Some of our operators have an in-house construction team that will function as the general contractor. In those cases you’ll see a construction management fee, but the net result is a much lower construction cost than is the case when an independent general contractor is used.
If you spot other fees in the investment summary or PPM, definitely ask about those and make sure you understand why they’re included, and that you feel comfortable with them.
No syndicator gets into this business for the fees. Much more important and lucrative is the equity split. These should be structured so that operator and investor incentives are aligned. They’re primarily back end loaded (the biggest portion of proceeds being earned upon the sale of the property) and tied to performance…the better the operator executes the business plan, the more money they earn. This will of course benefit the investors as well during and at the conclusion of the investment. The limited partners will be taking the lion’s share of the returns in the early and middle stages of the investments to ensure they receive their preferred return rate.
After the preferred return is achieved, there is generally a sharing of the cash flow distributions, again with the bulk going to the limited partners. 70% to the LPs and 30% to the GPs is our most common structure. From there, you may see another target hurdle, for an example, let’s say 18% IRR, after which the distribution ratio shifts towards the syndicator’s favor, perhaps now 50/50. (This is what’s called a waterfall structure.)
I do see some operators getting a bit over complicated with these hurdles and waterfalls. But one waterfall hurdle may make sense, as it essentially serves as a carrot being dangled in front of the operator to maximize the operational success of the property, while putting the limited partners’ interests in first position. Note: the waterfall does not cap the investors’ earning potential. It can just further motivate the operator to provide phenomenal outcomes.
The preferred returns, equity splits, hurdles, waterfalls, fees etc, are covered in our investment summaries (as a best practice) and explained in complete detail in the Private Placement Memorandum (as required by SEC regulations). Please be sure to review these details in particular. Make sure you understand them, make sure they align GP/LP interests, and make sure you feel comfortable with them. My job is to answer any and all of your questions, so fire away.

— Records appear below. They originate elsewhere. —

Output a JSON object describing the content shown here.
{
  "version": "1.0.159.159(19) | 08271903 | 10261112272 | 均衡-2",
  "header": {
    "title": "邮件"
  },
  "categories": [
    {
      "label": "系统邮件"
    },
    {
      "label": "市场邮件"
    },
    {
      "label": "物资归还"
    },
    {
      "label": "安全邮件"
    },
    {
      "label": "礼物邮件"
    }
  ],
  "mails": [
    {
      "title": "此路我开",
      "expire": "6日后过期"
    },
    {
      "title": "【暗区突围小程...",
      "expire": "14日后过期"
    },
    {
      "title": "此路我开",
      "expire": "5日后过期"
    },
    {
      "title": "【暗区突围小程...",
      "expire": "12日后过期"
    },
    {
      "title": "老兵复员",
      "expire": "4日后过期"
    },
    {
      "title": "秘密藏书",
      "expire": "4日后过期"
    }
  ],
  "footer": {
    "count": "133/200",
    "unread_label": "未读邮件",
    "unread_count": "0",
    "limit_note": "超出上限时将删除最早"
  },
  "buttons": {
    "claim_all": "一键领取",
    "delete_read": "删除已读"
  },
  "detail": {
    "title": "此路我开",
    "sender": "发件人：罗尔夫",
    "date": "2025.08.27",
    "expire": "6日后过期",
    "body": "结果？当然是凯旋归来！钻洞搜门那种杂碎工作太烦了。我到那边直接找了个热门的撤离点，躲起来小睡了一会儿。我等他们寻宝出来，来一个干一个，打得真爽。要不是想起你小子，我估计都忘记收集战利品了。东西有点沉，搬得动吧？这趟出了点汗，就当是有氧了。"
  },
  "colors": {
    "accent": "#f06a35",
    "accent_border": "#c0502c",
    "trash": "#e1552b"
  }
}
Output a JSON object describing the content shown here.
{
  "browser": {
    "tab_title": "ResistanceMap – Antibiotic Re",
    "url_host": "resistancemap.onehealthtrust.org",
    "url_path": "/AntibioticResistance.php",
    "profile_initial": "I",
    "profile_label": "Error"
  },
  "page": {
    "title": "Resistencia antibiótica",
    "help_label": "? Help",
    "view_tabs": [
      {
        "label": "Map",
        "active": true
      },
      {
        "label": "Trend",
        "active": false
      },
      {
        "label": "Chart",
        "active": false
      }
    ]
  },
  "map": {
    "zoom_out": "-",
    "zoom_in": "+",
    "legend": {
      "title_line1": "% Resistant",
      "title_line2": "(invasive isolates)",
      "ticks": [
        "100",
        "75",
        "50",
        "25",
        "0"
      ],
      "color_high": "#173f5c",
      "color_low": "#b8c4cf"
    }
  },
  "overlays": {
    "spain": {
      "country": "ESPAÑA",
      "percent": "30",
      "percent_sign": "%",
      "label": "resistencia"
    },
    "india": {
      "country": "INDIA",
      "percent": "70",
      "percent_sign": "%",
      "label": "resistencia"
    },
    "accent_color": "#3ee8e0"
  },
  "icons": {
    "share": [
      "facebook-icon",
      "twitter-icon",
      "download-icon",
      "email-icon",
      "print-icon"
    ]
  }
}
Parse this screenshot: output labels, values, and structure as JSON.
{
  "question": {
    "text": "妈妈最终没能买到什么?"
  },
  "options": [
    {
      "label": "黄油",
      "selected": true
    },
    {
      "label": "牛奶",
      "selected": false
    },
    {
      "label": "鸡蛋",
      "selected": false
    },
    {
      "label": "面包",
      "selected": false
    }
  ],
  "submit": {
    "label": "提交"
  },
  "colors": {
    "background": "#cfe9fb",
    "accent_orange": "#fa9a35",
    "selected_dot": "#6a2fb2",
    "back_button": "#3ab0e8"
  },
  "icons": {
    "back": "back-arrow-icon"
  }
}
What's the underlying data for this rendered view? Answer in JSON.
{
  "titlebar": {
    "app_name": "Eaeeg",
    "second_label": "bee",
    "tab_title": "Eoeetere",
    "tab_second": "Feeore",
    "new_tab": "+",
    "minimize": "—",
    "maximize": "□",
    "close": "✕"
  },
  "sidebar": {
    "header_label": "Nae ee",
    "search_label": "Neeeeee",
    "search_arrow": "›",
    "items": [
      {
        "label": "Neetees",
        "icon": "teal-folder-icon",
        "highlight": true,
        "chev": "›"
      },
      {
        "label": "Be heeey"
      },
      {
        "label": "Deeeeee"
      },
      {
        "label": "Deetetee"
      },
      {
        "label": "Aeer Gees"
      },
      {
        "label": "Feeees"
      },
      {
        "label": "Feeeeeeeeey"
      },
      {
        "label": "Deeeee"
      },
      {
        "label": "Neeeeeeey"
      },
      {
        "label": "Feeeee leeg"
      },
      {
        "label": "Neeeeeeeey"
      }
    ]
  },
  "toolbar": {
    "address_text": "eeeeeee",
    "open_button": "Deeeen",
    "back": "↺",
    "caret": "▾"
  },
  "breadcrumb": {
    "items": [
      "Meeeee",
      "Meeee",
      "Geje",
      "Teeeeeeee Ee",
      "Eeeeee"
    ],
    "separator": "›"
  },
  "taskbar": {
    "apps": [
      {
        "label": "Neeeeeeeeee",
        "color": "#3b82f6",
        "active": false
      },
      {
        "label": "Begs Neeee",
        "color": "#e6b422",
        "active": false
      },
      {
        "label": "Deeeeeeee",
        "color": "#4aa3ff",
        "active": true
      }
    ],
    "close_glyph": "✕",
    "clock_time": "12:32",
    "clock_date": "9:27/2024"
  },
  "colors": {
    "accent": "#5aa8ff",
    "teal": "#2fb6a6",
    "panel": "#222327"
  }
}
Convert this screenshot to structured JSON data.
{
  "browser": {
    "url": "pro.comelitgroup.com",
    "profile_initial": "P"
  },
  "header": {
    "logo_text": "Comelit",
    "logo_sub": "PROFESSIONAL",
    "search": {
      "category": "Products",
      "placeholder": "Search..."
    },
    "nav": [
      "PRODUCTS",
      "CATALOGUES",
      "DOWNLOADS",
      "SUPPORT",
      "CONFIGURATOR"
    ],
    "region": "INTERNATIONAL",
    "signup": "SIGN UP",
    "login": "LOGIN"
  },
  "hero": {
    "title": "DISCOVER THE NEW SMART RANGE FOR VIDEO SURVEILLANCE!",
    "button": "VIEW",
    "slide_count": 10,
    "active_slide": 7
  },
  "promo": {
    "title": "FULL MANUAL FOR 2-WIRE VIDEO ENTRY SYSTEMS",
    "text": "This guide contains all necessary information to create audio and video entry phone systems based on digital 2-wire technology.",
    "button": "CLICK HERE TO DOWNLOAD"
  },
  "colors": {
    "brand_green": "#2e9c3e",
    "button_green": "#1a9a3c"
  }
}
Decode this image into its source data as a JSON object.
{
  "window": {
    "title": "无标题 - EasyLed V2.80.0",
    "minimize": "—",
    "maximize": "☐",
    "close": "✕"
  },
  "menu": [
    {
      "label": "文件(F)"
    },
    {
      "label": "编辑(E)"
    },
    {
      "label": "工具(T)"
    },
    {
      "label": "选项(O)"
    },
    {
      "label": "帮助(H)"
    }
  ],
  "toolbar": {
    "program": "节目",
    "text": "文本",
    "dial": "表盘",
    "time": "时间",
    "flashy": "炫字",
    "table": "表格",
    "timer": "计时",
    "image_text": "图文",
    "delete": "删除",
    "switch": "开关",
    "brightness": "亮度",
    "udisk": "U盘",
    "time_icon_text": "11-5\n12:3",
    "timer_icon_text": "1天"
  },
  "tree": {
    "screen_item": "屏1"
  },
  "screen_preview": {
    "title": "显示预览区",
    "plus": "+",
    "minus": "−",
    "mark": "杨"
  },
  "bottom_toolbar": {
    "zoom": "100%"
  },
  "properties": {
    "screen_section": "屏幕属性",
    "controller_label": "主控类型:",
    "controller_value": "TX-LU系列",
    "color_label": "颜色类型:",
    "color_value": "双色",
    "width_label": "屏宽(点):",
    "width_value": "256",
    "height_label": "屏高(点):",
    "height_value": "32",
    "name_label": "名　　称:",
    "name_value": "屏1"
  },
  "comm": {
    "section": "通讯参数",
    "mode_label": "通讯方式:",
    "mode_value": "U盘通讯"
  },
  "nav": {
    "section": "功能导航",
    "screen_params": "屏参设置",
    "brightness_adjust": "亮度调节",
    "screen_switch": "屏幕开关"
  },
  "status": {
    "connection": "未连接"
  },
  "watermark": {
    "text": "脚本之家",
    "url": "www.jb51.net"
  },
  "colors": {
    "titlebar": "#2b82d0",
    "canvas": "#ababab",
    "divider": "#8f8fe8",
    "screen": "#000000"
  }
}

And do please keep in mind that when you see preferred returns, projected returns, and returns from previous projects, these are net of fees. Keep your focus on the big picture, and don’t let fees be the reason you miss out on a phenomenal investment opportunity.